**Aim of the exercise:** Whenever a line in the entries includes the word "mail", copy that line out.

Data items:
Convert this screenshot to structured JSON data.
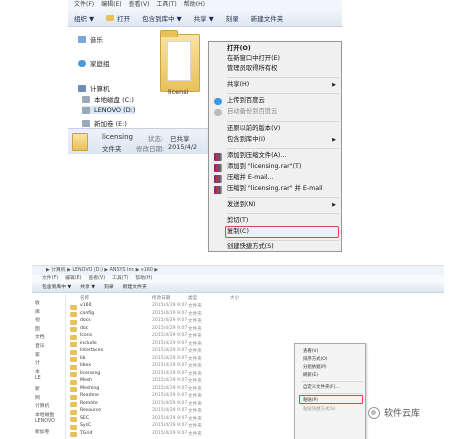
{
  "top": {
    "menubar": [
      "文件(F)",
      "编辑(E)",
      "查看(V)",
      "工具(T)",
      "帮助(H)"
    ],
    "toolbar": {
      "organize": "组织 ▼",
      "open": "打开",
      "include": "包含到库中 ▼",
      "share": "共享 ▼",
      "burn": "刻录",
      "new_folder": "新建文件夹"
    },
    "nav": {
      "music": "音乐",
      "homegroup": "家庭组",
      "computer": "计算机",
      "local_c": "本地磁盘 (C:)",
      "lenovo_d": "LENOVO (D:)",
      "new_e": "新加卷 (E:)"
    },
    "folder_name": "licensi",
    "details": {
      "name": "licensing",
      "type": "文件夹",
      "state_label": "状态:",
      "state_value": "已共享",
      "modified_label": "修改日期:",
      "modified_value": "2015/4/2"
    },
    "context_menu": {
      "open": "打开(O)",
      "open_new_window": "在新窗口中打开(E)",
      "take_ownership": "管理员取得所有权",
      "share": "共享(H)",
      "upload_cloud": "上传到百度云",
      "auto_backup": "自动备份到百度云",
      "restore_versions": "还原以前的版本(V)",
      "include_library": "包含到库中(I)",
      "add_archive": "添加到压缩文件(A)...",
      "add_rar": "添加到 \"licensing.rar\"(T)",
      "compress_email": "压缩并 E-mail...",
      "compress_rar_email": "压缩到 \"licensing.rar\" 并 E-mail",
      "send_to": "发送到(N)",
      "cut": "剪切(T)",
      "copy": "复制(C)",
      "create_shortcut": "创建快捷方式(S)"
    }
  },
  "bottom": {
    "address": "▶ 计算机 ▶ LENOVO (D:) ▶ ANSYS Inc ▶ v160 ▶",
    "menubar": [
      "文件(F)",
      "编辑(E)",
      "查看(V)",
      "工具(T)",
      "帮助(H)"
    ],
    "toolbar": [
      "包含到库中 ▼",
      "共享 ▼",
      "刻录",
      "新建文件夹"
    ],
    "headers": {
      "name": "名称",
      "date": "修改日期",
      "type": "类型",
      "size": "大小"
    },
    "left_nav": [
      "收",
      "库",
      "视",
      "图",
      "文档",
      "音乐",
      "家",
      "计",
      "本",
      "LE",
      "新",
      "网",
      "计算机",
      "本地磁盘",
      "LENOVO",
      "新加卷"
    ],
    "rows": [
      {
        "name": "v160",
        "date": "2015/4/29 9:07",
        "type": "文件夹"
      },
      {
        "name": "config",
        "date": "2015/4/29 9:07",
        "type": "文件夹"
      },
      {
        "name": "docs",
        "date": "2015/4/29 9:07",
        "type": "文件夹"
      },
      {
        "name": "doc",
        "date": "2015/4/29 9:07",
        "type": "文件夹"
      },
      {
        "name": "Icons",
        "date": "2015/4/29 9:07",
        "type": "文件夹"
      },
      {
        "name": "include",
        "date": "2015/4/29 9:07",
        "type": "文件夹"
      },
      {
        "name": "Interfaces",
        "date": "2015/4/29 9:07",
        "type": "文件夹"
      },
      {
        "name": "lib",
        "date": "2015/4/29 9:07",
        "type": "文件夹"
      },
      {
        "name": "libex",
        "date": "2015/4/29 9:07",
        "type": "文件夹"
      },
      {
        "name": "licensing",
        "date": "2015/4/29 9:07",
        "type": "文件夹"
      },
      {
        "name": "Mesh",
        "date": "2015/4/29 9:07",
        "type": "文件夹"
      },
      {
        "name": "Meshing",
        "date": "2015/4/29 9:07",
        "type": "文件夹"
      },
      {
        "name": "Readme",
        "date": "2015/4/29 9:07",
        "type": "文件夹"
      },
      {
        "name": "Remote",
        "date": "2015/4/29 9:07",
        "type": "文件夹"
      },
      {
        "name": "Resource",
        "date": "2015/4/29 9:07",
        "type": "文件夹"
      },
      {
        "name": "SEC",
        "date": "2015/4/29 9:07",
        "type": "文件夹"
      },
      {
        "name": "SysC",
        "date": "2015/4/29 9:07",
        "type": "文件夹"
      },
      {
        "name": "TGrid",
        "date": "2015/4/29 9:07",
        "type": "文件夹"
      }
    ],
    "context_menu": [
      "查看(V)",
      "排序方式(O)",
      "分组依据(P)",
      "刷新(E)",
      "自定义文件夹(F)...",
      "粘贴(P)",
      "粘贴快捷方式(S)"
    ]
  },
  "watermark": "软件云库"
}
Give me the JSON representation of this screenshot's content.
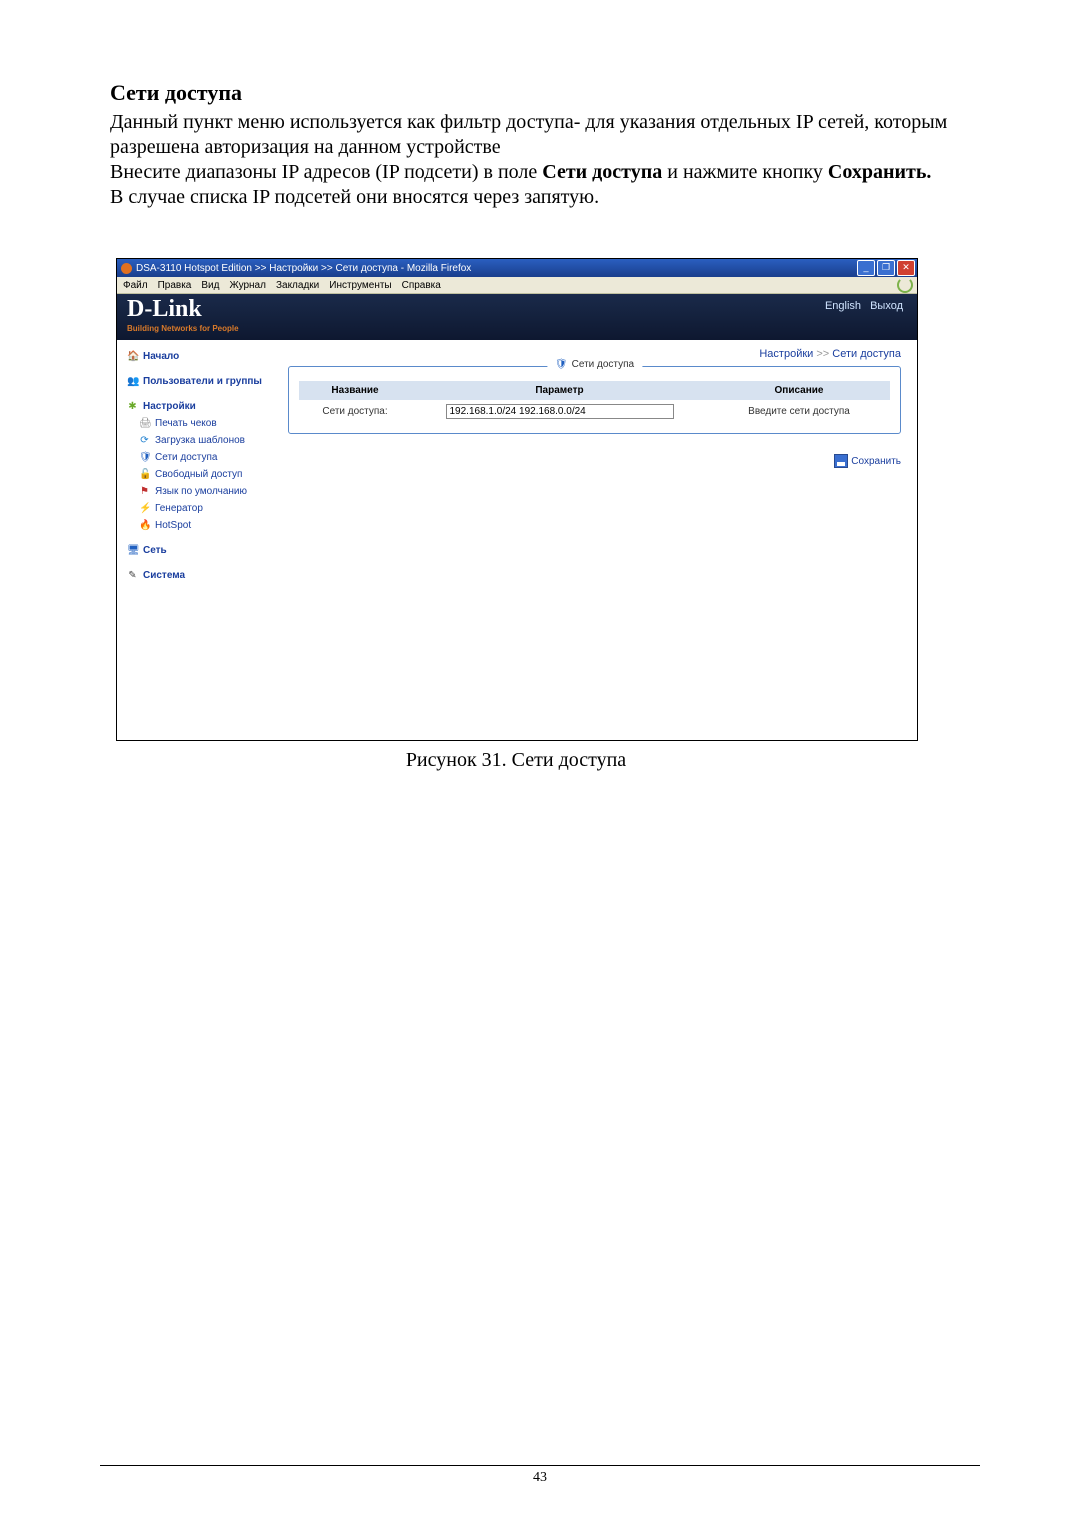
{
  "doc": {
    "heading": "Сети доступа",
    "p1": "Данный пункт меню используется  как фильтр доступа- для указания отдельных IP сетей, которым разрешена авторизация на данном устройстве",
    "p2_a": "Внесите диапазоны IP адресов (IP подсети) в поле ",
    "p2_b": "Сети доступа",
    "p2_c": " и нажмите кнопку ",
    "p2_d": "Сохранить.",
    "p3": "В случае списка IP подсетей они вносятся через запятую.",
    "figure_caption": "Рисунок 31. Сети доступа",
    "page_number": "43"
  },
  "browser": {
    "title": "DSA-3110 Hotspot Edition >> Настройки >> Сети доступа - Mozilla Firefox",
    "menus": {
      "file": "Файл",
      "edit": "Правка",
      "view": "Вид",
      "history": "Журнал",
      "bookmarks": "Закладки",
      "tools": "Инструменты",
      "help": "Справка"
    },
    "winbtn_min": "_",
    "winbtn_max": "❐",
    "winbtn_close": "✕"
  },
  "ui": {
    "logo": "D-Link",
    "tagline": "Building Networks for People",
    "header_links": {
      "english": "English",
      "logout": "Выход"
    },
    "breadcrumb": {
      "a": "Настройки",
      "sep": ">>",
      "b": "Сети доступа"
    },
    "sidebar": {
      "home": "Начало",
      "users": "Пользователи и группы",
      "settings": "Настройки",
      "print": "Печать чеков",
      "templates": "Загрузка шаблонов",
      "access_nets": "Сети доступа",
      "free_access": "Свободный доступ",
      "default_lang": "Язык по умолчанию",
      "generator": "Генератор",
      "hotspot": "HotSpot",
      "network": "Сеть",
      "system": "Система"
    },
    "panel": {
      "legend": "Сети доступа",
      "th_name": "Название",
      "th_param": "Параметр",
      "th_desc": "Описание",
      "row_name": "Сети доступа:",
      "row_value": "192.168.1.0/24 192.168.0.0/24",
      "row_desc": "Введите сети доступа",
      "save": "Сохранить"
    }
  }
}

**Written answer:**
      "compress_email": "压缩并 E-mail...",
      "compress_rar_email": "压缩到 \"licensing.rar\" 并 E-mail",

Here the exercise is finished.